***** EXERCISE DATA

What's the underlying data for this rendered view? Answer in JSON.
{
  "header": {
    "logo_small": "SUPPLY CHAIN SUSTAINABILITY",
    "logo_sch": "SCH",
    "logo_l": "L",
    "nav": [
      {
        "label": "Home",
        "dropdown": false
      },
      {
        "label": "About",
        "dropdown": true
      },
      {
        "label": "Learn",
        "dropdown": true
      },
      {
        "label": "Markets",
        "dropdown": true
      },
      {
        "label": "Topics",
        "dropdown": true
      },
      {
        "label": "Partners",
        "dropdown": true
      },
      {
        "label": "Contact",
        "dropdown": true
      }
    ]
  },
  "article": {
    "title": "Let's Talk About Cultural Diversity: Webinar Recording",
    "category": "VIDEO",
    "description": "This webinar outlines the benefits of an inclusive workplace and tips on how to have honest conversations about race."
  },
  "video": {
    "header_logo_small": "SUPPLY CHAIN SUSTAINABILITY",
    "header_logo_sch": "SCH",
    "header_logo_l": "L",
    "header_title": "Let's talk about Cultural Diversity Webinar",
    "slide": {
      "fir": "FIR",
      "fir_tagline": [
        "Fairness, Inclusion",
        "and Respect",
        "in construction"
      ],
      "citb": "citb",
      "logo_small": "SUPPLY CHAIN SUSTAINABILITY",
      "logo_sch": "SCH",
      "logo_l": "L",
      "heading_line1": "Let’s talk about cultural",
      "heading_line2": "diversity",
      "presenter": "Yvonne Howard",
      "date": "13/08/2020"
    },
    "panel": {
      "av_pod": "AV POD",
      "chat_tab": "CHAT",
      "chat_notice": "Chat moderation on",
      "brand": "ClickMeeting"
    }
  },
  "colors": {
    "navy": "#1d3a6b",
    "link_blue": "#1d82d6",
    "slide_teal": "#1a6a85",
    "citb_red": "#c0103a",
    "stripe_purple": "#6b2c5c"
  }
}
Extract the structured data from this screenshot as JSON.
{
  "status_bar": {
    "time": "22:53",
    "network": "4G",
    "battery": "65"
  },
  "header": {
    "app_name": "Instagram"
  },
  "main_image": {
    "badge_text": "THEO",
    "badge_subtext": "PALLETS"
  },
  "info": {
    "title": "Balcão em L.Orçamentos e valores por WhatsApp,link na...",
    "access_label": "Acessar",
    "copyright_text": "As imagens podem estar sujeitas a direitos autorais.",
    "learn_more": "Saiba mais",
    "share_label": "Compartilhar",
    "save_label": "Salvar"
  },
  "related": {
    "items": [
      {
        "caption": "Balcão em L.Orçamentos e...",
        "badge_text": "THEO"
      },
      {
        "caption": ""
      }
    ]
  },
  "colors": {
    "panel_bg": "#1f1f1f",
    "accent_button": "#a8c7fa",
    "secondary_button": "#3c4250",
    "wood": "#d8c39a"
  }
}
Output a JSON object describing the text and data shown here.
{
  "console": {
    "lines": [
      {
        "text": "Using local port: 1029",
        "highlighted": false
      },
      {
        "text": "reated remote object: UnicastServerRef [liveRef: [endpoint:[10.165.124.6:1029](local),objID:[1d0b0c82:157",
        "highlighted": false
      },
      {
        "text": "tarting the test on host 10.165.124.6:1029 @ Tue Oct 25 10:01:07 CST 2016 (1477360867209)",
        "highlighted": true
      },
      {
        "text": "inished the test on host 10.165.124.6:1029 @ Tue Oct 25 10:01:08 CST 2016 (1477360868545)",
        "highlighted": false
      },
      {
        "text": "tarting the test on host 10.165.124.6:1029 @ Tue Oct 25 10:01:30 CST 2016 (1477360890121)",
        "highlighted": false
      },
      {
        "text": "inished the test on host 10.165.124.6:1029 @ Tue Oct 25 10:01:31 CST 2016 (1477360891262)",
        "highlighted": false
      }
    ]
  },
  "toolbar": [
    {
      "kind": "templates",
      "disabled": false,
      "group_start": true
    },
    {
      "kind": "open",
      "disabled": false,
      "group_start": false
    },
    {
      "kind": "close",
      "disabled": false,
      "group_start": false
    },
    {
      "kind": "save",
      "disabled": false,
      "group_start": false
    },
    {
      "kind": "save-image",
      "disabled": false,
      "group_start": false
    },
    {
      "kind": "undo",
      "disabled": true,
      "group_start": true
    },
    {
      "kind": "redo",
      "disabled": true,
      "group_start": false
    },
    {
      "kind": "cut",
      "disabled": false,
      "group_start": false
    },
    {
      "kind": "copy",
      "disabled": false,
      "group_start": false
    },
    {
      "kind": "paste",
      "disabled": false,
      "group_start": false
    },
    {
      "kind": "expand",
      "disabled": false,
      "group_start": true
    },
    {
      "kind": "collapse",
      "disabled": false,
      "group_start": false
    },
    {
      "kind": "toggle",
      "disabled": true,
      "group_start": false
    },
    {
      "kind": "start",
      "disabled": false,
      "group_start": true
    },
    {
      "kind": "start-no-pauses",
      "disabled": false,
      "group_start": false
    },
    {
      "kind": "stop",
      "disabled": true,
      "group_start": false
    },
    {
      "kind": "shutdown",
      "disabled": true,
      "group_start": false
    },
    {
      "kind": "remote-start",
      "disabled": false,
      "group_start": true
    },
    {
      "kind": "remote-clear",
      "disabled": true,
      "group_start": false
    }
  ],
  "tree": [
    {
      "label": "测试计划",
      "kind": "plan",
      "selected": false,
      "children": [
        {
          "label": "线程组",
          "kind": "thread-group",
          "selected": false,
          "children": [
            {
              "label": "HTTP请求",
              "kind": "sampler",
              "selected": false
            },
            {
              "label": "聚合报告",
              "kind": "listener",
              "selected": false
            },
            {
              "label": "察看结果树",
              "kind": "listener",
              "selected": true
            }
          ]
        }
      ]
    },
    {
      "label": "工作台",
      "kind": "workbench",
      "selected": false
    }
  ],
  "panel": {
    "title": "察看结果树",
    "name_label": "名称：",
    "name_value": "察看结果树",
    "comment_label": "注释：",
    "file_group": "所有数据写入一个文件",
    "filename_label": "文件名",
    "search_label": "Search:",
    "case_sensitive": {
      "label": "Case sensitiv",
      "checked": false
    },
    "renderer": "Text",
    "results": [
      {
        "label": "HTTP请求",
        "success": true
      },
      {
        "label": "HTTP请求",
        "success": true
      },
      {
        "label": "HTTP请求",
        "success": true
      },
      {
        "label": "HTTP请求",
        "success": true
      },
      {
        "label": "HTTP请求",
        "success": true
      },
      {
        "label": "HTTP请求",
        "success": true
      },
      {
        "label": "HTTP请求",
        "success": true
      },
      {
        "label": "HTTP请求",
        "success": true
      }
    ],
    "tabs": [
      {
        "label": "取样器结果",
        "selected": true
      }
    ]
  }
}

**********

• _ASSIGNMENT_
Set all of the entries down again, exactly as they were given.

• _SOLUTION FOR THIS TASK_
What's the underlying data for this rendered view? Answer in JSON.
{
  "header": {
    "logo_small": "SUPPLY CHAIN SUSTAINABILITY",
    "logo_sch": "SCH",
    "logo_l": "L",
    "nav": [
      {
        "label": "Home",
        "dropdown": false
      },
      {
        "label": "About",
        "dropdown": true
      },
      {
        "label": "Learn",
        "dropdown": true
      },
      {
        "label": "Markets",
        "dropdown": true
      },
      {
        "label": "Topics",
        "dropdown": true
      },
      {
        "label": "Partners",
        "dropdown": true
      },
      {
        "label": "Contact",
        "dropdown": true
      }
    ]
  },
  "article": {
    "title": "Let's Talk About Cultural Diversity: Webinar Recording",
    "category": "VIDEO",
    "description": "This webinar outlines the benefits of an inclusive workplace and tips on how to have honest conversations about race."
  },
  "video": {
    "header_logo_small": "SUPPLY CHAIN SUSTAINABILITY",
    "header_logo_sch": "SCH",
    "header_logo_l": "L",
    "header_title": "Let's talk about Cultural Diversity Webinar",
    "slide": {
      "fir": "FIR",
      "fir_tagline": [
        "Fairness, Inclusion",
        "and Respect",
        "in construction"
      ],
      "citb": "citb",
      "logo_small": "SUPPLY CHAIN SUSTAINABILITY",
      "logo_sch": "SCH",
      "logo_l": "L",
      "heading_line1": "Let’s talk about cultural",
      "heading_line2": "diversity",
      "presenter": "Yvonne Howard",
      "date": "13/08/2020"
    },
    "panel": {
      "av_pod": "AV POD",
      "chat_tab": "CHAT",
      "chat_notice": "Chat moderation on",
      "brand": "ClickMeeting"
    }
  },
  "colors": {
    "navy": "#1d3a6b",
    "link_blue": "#1d82d6",
    "slide_teal": "#1a6a85",
    "citb_red": "#c0103a",
    "stripe_purple": "#6b2c5c"
  }
}
Extract the structured data from this screenshot as JSON.
{
  "status_bar": {
    "time": "22:53",
    "network": "4G",
    "battery": "65"
  },
  "header": {
    "app_name": "Instagram"
  },
  "main_image": {
    "badge_text": "THEO",
    "badge_subtext": "PALLETS"
  },
  "info": {
    "title": "Balcão em L.Orçamentos e valores por WhatsApp,link na...",
    "access_label": "Acessar",
    "copyright_text": "As imagens podem estar sujeitas a direitos autorais.",
    "learn_more": "Saiba mais",
    "share_label": "Compartilhar",
    "save_label": "Salvar"
  },
  "related": {
    "items": [
      {
        "caption": "Balcão em L.Orçamentos e...",
        "badge_text": "THEO"
      },
      {
        "caption": ""
      }
    ]
  },
  "colors": {
    "panel_bg": "#1f1f1f",
    "accent_button": "#a8c7fa",
    "secondary_button": "#3c4250",
    "wood": "#d8c39a"
  }
}
Output a JSON object describing the text and data shown here.
{
  "console": {
    "lines": [
      {
        "text": "Using local port: 1029",
        "highlighted": false
      },
      {
        "text": "reated remote object: UnicastServerRef [liveRef: [endpoint:[10.165.124.6:1029](local),objID:[1d0b0c82:157",
        "highlighted": false
      },
      {
        "text": "tarting the test on host 10.165.124.6:1029 @ Tue Oct 25 10:01:07 CST 2016 (1477360867209)",
        "highlighted": true
      },
      {
        "text": "inished the test on host 10.165.124.6:1029 @ Tue Oct 25 10:01:08 CST 2016 (1477360868545)",
        "highlighted": false
      },
      {
        "text": "tarting the test on host 10.165.124.6:1029 @ Tue Oct 25 10:01:30 CST 2016 (1477360890121)",
        "highlighted": false
      },
      {
        "text": "inished the test on host 10.165.124.6:1029 @ Tue Oct 25 10:01:31 CST 2016 (1477360891262)",
        "highlighted": false
      }
    ]
  },
  "toolbar": [
    {
      "kind": "templates",
      "disabled": false,
      "group_start": true
    },
    {
      "kind": "open",
      "disabled": false,
      "group_start": false
    },
    {
      "kind": "close",
      "disabled": false,
      "group_start": false
    },
    {
      "kind": "save",
      "disabled": false,
      "group_start": false
    },
    {
      "kind": "save-image",
      "disabled": false,
      "group_start": false
    },
    {
      "kind": "undo",
      "disabled": true,
      "group_start": true
    },
    {
      "kind": "redo",
      "disabled": true,
      "group_start": false
    },
    {
      "kind": "cut",
      "disabled": false,
      "group_start": false
    },
    {
      "kind": "copy",
      "disabled": false,
      "group_start": false
    },
    {
      "kind": "paste",
      "disabled": false,
      "group_start": false
    },
    {
      "kind": "expand",
      "disabled": false,
      "group_start": true
    },
    {
      "kind": "collapse",
      "disabled": false,
      "group_start": false
    },
    {
      "kind": "toggle",
      "disabled": true,
      "group_start": false
    },
    {
      "kind": "start",
      "disabled": false,
      "group_start": true
    },
    {
      "kind": "start-no-pauses",
      "disabled": false,
      "group_start": false
    },
    {
      "kind": "stop",
      "disabled": true,
      "group_start": false
    },
    {
      "kind": "shutdown",
      "disabled": true,
      "group_start": false
    },
    {
      "kind": "remote-start",
      "disabled": false,
      "group_start": true
    },
    {
      "kind": "remote-clear",
      "disabled": true,
      "group_start": false
    }
  ],
  "tree": [
    {
      "label": "测试计划",
      "kind": "plan",
      "selected": false,
      "children": [
        {
          "label": "线程组",
          "kind": "thread-group",
          "selected": false,
          "children": [
            {
              "label": "HTTP请求",
              "kind": "sampler",
              "selected": false
            },
            {
              "label": "聚合报告",
              "kind": "listener",
              "selected": false
            },
            {
              "label": "察看结果树",
              "kind": "listener",
              "selected": true
            }
          ]
        }
      ]
    },
    {
      "label": "工作台",
      "kind": "workbench",
      "selected": false
    }
  ],
  "panel": {
    "title": "察看结果树",
    "name_label": "名称：",
    "name_value": "察看结果树",
    "comment_label": "注释：",
    "file_group": "所有数据写入一个文件",
    "filename_label": "文件名",
    "search_label": "Search:",
    "case_sensitive": {
      "label": "Case sensitiv",
      "checked": false
    },
    "renderer": "Text",
    "results": [
      {
        "label": "HTTP请求",
        "success": true
      },
      {
        "label": "HTTP请求",
        "success": true
      },
      {
        "label": "HTTP请求",
        "success": true
      },
      {
        "label": "HTTP请求",
        "success": true
      },
      {
        "label": "HTTP请求",
        "success": true
      },
      {
        "label": "HTTP请求",
        "success": true
      },
      {
        "label": "HTTP请求",
        "success": true
      },
      {
        "label": "HTTP请求",
        "success": true
      }
    ],
    "tabs": [
      {
        "label": "取样器结果",
        "selected": true
      }
    ]
  }
}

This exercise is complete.